pinkie n. the little finger
Pinkie is one of the many Scots terms and expressions that Scotland has exported to North America along with its people. The word has been recorded in dictionaries of American English since the nineteenth century, and appears in diverse modern contexts. In April 2004, the New York Times reported that ‘the President and Vice President have now agreed to take a “pinkie oath”, looping little fingers with each other’.
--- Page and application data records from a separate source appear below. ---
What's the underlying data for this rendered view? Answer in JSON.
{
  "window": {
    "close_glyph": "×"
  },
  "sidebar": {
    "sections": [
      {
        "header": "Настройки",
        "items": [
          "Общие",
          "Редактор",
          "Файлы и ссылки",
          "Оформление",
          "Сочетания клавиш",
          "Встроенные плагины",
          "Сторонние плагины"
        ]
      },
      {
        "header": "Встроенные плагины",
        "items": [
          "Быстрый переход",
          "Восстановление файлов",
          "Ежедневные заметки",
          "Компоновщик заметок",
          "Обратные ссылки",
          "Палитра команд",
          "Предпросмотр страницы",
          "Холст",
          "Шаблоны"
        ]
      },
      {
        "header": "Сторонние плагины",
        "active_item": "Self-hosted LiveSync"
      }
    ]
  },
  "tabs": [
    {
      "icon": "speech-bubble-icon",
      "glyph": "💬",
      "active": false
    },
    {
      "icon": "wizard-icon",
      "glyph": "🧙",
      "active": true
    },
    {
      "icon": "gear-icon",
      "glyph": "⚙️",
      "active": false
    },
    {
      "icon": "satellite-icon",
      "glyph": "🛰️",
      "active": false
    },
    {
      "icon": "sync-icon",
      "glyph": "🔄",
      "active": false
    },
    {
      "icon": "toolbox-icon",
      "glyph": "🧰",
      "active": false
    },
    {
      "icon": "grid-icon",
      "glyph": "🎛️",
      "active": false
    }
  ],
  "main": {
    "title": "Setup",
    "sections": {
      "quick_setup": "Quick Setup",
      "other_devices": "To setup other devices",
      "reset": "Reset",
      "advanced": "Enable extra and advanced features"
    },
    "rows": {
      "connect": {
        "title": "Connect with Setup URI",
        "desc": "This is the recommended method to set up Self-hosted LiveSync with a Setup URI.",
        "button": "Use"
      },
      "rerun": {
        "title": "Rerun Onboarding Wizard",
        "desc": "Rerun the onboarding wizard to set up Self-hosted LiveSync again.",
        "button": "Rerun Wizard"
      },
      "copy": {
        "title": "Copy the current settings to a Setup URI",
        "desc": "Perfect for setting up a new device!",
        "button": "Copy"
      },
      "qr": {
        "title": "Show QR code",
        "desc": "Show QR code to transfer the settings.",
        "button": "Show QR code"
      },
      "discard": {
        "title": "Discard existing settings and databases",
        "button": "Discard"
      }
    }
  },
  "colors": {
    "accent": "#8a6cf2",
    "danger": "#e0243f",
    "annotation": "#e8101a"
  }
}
Pinkie is generally thought to be derived from Dutch pinkje, also meaning ‘the little finger’, although it could also be a derivative of the now rare Scots word pink ‘a small thing or creature; a speck, tiny hole, speck of light’, which itself is probably a Dutch import. During the Middle Ages and the Early Modern period, there was a great deal of trade between Scotland and the Low Countries, and many words have made their way into the Scottish lexicon as a result of this cultural contact. Pinkie is first found in written Scottish sources in the early nineteenth century. The earliest known usage appears in David Macbeth Moir’s humorous tale Mansie Wauch (1828), describing how one unfortunate soul’s ‘pinkie was hacked off by a dragoon … at [the Battle of] Prestonpans’.
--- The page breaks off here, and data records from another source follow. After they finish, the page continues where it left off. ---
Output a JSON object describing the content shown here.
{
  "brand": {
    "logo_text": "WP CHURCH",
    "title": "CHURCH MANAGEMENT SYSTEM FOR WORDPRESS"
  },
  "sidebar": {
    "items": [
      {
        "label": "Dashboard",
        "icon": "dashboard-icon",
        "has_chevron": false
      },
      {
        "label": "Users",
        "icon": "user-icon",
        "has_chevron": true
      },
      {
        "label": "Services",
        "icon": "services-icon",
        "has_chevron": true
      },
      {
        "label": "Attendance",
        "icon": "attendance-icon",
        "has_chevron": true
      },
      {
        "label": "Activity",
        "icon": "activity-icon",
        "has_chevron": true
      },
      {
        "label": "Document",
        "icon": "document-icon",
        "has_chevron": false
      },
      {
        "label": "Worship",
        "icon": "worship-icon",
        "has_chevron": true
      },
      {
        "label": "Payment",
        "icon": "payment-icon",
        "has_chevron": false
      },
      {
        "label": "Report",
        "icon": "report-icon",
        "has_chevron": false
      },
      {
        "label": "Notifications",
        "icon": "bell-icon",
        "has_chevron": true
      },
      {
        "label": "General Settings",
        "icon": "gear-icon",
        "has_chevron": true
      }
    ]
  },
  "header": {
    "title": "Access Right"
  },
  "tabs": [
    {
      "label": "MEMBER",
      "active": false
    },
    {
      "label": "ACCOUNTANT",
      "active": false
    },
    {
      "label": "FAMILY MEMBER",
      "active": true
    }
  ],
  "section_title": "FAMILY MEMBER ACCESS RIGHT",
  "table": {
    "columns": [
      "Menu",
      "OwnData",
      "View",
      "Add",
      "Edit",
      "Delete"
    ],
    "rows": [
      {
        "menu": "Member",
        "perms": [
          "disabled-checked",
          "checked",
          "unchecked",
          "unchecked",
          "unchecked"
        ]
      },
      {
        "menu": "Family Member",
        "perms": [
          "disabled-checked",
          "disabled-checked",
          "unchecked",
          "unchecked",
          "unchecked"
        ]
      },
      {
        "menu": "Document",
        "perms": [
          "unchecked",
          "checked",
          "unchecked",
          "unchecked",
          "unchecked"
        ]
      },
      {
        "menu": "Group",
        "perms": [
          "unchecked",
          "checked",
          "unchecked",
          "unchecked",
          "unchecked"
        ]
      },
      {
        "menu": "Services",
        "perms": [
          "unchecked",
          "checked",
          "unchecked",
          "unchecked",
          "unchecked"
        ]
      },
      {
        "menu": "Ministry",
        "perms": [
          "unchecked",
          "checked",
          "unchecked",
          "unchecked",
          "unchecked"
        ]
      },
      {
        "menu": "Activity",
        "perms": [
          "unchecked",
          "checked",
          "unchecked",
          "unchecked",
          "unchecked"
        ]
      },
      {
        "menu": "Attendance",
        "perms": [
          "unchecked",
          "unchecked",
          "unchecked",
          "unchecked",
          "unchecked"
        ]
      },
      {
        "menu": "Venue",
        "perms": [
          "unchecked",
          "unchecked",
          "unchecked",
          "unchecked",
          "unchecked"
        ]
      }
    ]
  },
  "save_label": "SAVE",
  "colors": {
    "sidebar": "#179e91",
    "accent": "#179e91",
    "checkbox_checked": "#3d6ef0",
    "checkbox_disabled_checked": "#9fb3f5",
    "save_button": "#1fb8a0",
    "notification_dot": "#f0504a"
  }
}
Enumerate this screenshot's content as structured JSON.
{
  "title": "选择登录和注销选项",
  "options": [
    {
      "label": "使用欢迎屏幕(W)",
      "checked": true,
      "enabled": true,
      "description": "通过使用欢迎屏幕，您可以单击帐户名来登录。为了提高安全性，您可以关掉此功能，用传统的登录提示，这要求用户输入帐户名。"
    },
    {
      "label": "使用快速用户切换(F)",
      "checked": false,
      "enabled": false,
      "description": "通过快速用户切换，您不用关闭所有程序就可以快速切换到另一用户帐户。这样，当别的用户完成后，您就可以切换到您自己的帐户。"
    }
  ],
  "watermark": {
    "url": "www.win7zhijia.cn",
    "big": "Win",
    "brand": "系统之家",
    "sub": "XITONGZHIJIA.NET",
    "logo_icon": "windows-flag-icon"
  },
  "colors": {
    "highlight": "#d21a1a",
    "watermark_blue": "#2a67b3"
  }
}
Recent Scottish texts often make references to the pinkie, as for example Ian Rankin’s 1999 novel Dead Souls, where one character is ‘missing the pinkie on his left hand’. Pinkie also appears in a 2003 article in Scotland on Sunday about the prehistoric lizard known as Chirotherium (literally ‘hand beast’). Peder Aspen, former curator of Edinburgh University’s Museum of Geology, and discoverer of the animal’s tracks, explains: ‘The interesting thing about Chirotherium is the thumbs appeared to be on the outside. … They used to think chirotherium crossed its legs when it walked, no wonder it became extinct! But in fact it was a pinkie and it was an adaptation for walking on soft ground’.
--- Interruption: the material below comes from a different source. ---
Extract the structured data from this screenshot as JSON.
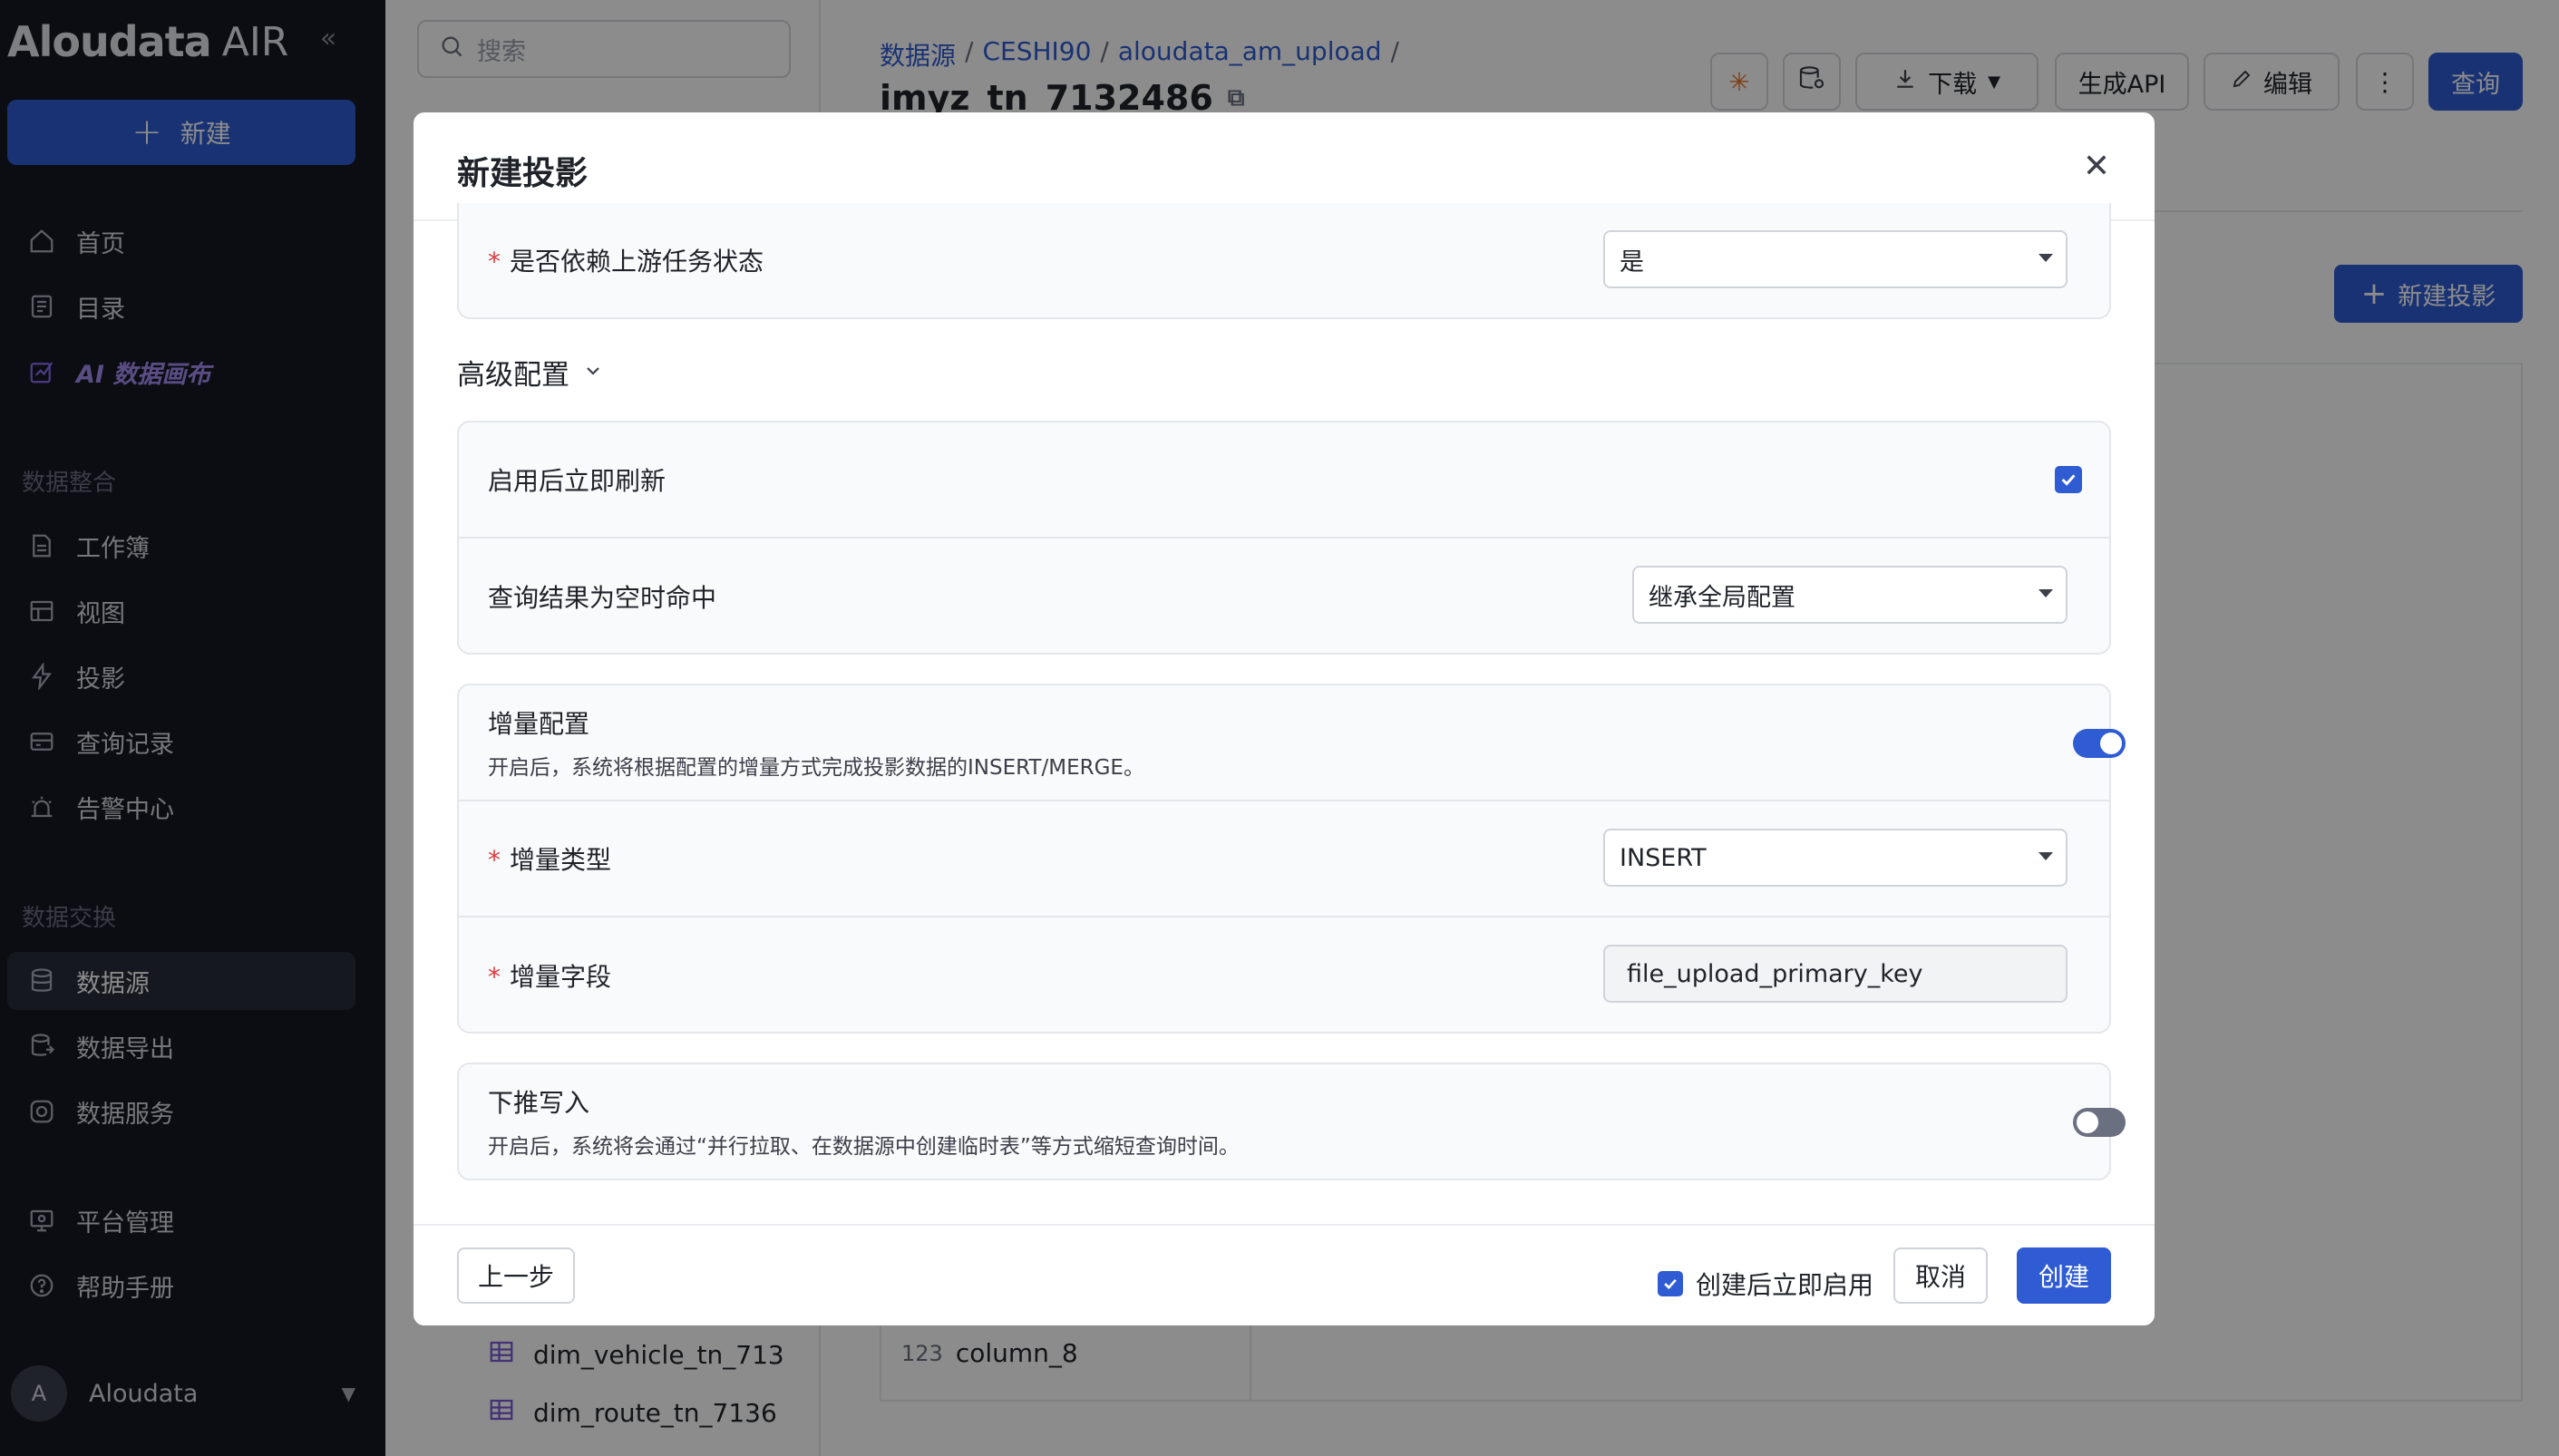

As with a number of other Scottish cultural exports to North America (Halloween being perhaps the most obvious parallel), pinkie has since navigated its way back to other parts of the British Isles. Some of the reasons for this are commercial — the first known use of the term pinkie ring is recorded in an article in a local Ohio newspaper, the Sandusky Register in 1894: ‘A pinky ring on her right hand set with a catseye’. Sales of pinkie rings have no doubt contributed to the internationalisation of this originally Scottish word, which can even be found in the 1996 edition of the quintessentially English Debrett’s New Guide to Etiquette & Modern Manners. Its protocol-guru author recalls ‘a rather spherical woman daintily trying to dissect a kumquat with a tiny knife and fork: the effect was both impractical and comical, and suggested the nineties equivalent of the twenties housewife drinking her tea with her “pinkie” in the air’. Thankfully, however, he seems to find the word pinkie socially acceptable.